EXERCISE BRIEF: Working through the records below, count the lines that include "flow". The reply is that number alone.

SUPPLIED MATERIAL:
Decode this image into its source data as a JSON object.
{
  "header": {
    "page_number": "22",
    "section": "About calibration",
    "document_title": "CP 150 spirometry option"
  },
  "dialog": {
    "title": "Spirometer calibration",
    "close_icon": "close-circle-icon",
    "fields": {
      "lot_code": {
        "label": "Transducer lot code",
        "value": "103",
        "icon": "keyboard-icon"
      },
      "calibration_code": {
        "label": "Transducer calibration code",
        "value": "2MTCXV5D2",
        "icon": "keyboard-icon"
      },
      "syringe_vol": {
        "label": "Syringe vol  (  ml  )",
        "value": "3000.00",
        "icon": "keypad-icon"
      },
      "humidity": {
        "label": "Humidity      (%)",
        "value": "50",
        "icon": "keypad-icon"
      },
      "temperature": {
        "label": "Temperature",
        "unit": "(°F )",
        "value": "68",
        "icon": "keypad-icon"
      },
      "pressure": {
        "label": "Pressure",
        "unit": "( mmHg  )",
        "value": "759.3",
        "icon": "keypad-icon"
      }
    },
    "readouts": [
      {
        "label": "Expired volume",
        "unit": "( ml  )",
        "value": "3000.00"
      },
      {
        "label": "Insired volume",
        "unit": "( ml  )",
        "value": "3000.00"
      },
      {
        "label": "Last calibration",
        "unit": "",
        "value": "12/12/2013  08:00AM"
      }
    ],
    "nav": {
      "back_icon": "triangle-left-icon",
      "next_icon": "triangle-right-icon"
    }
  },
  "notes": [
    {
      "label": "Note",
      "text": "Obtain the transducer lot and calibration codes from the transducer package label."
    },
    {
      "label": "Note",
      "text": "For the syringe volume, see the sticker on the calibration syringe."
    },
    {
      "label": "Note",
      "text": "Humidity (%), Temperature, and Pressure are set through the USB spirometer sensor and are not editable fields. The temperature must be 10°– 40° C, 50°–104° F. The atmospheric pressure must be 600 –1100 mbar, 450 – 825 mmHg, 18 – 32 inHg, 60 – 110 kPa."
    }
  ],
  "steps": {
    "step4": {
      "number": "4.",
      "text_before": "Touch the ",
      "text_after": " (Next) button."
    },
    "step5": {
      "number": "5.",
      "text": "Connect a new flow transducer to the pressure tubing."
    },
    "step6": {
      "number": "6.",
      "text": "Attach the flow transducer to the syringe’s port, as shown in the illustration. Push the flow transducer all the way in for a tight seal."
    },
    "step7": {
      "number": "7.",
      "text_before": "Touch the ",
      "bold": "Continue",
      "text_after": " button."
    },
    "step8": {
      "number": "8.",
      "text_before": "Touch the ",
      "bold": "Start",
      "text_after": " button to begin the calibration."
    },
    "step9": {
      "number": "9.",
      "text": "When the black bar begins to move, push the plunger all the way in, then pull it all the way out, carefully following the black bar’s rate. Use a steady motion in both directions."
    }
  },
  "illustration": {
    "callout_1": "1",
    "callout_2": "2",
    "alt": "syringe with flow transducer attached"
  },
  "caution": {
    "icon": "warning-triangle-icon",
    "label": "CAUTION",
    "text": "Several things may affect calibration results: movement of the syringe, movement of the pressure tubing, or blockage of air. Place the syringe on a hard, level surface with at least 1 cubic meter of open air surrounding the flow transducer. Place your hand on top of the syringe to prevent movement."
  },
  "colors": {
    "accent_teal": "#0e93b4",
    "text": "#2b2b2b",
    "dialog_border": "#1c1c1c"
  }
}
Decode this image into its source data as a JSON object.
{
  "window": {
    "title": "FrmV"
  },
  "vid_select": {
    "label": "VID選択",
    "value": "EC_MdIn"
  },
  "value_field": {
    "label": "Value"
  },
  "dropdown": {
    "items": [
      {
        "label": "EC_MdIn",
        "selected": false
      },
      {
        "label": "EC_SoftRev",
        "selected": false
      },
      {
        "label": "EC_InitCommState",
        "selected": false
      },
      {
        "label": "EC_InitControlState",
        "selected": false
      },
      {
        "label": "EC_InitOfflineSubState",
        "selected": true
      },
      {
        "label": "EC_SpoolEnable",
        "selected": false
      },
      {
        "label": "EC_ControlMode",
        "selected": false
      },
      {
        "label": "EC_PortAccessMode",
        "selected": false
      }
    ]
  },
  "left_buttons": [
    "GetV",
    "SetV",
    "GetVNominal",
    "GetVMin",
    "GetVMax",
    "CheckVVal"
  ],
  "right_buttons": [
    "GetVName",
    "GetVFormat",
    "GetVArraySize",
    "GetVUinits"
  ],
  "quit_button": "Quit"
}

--

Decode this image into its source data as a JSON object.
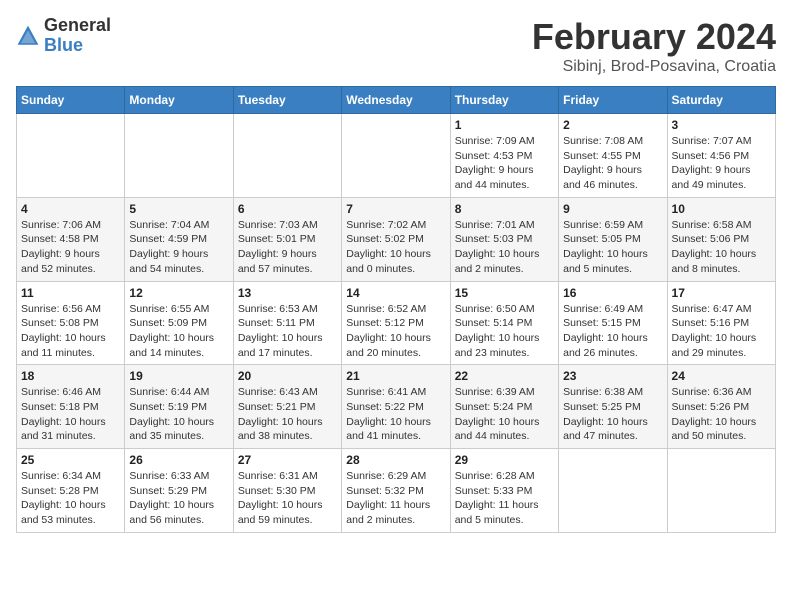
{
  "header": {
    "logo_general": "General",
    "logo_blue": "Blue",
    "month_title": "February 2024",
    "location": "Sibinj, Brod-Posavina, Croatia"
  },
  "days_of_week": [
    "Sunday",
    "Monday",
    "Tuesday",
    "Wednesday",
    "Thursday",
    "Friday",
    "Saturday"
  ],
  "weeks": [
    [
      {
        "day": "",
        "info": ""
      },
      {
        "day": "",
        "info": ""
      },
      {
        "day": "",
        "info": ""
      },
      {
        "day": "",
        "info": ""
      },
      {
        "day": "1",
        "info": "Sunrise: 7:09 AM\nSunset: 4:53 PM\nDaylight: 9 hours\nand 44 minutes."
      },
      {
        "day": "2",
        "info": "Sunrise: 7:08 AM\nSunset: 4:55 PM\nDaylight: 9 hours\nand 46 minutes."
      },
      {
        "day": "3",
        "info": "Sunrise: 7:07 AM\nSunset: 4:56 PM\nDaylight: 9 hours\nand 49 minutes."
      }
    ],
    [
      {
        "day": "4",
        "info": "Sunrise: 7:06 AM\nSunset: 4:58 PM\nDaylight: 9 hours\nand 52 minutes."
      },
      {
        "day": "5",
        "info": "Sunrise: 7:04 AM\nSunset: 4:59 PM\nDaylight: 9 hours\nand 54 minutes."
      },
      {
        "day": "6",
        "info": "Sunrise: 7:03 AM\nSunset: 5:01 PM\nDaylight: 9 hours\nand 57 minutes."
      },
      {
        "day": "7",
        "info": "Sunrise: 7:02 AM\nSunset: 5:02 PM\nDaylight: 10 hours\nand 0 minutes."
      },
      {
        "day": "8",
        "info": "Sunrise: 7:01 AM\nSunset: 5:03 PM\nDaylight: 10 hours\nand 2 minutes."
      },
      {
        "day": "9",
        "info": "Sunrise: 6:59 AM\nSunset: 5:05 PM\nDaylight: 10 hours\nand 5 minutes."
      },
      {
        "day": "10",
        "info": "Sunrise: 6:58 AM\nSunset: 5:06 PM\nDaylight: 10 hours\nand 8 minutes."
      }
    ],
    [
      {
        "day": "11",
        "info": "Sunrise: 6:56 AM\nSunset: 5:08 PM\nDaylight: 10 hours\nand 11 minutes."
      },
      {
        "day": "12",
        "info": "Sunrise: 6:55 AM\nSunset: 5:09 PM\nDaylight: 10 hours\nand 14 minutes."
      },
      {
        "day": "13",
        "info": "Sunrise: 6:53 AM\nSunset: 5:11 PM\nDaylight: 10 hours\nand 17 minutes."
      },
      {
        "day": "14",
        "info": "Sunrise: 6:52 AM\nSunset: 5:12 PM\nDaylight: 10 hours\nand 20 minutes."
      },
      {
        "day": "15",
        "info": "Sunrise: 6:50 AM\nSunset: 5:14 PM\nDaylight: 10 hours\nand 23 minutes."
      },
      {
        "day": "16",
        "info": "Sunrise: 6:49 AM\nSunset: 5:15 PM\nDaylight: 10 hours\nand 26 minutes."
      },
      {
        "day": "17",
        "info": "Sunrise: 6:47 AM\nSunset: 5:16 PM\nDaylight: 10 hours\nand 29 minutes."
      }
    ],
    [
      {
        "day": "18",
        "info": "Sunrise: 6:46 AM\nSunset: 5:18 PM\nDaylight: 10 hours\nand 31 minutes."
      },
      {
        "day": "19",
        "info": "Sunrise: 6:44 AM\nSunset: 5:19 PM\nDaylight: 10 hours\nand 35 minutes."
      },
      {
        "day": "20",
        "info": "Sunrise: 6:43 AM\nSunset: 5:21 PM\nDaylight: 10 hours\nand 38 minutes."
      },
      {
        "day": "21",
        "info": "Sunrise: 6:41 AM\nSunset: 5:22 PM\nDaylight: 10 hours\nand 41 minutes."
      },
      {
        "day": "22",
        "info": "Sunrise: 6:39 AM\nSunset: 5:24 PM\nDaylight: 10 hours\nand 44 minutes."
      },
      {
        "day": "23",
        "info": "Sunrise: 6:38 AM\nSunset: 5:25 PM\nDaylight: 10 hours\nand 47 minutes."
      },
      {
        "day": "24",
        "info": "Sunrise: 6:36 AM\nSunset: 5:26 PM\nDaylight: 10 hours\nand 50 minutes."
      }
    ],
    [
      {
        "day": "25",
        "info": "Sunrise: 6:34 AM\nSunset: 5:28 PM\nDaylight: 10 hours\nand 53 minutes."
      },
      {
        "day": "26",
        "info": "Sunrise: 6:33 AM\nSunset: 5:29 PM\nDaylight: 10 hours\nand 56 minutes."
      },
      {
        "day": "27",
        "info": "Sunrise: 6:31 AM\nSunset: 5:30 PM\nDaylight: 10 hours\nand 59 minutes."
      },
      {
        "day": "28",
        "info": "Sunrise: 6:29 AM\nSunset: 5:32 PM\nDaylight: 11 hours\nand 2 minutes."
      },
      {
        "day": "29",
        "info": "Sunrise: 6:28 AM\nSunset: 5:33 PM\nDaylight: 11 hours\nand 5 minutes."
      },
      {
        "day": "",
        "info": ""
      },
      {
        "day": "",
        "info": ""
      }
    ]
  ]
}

WRITTEN RESPONSE: 4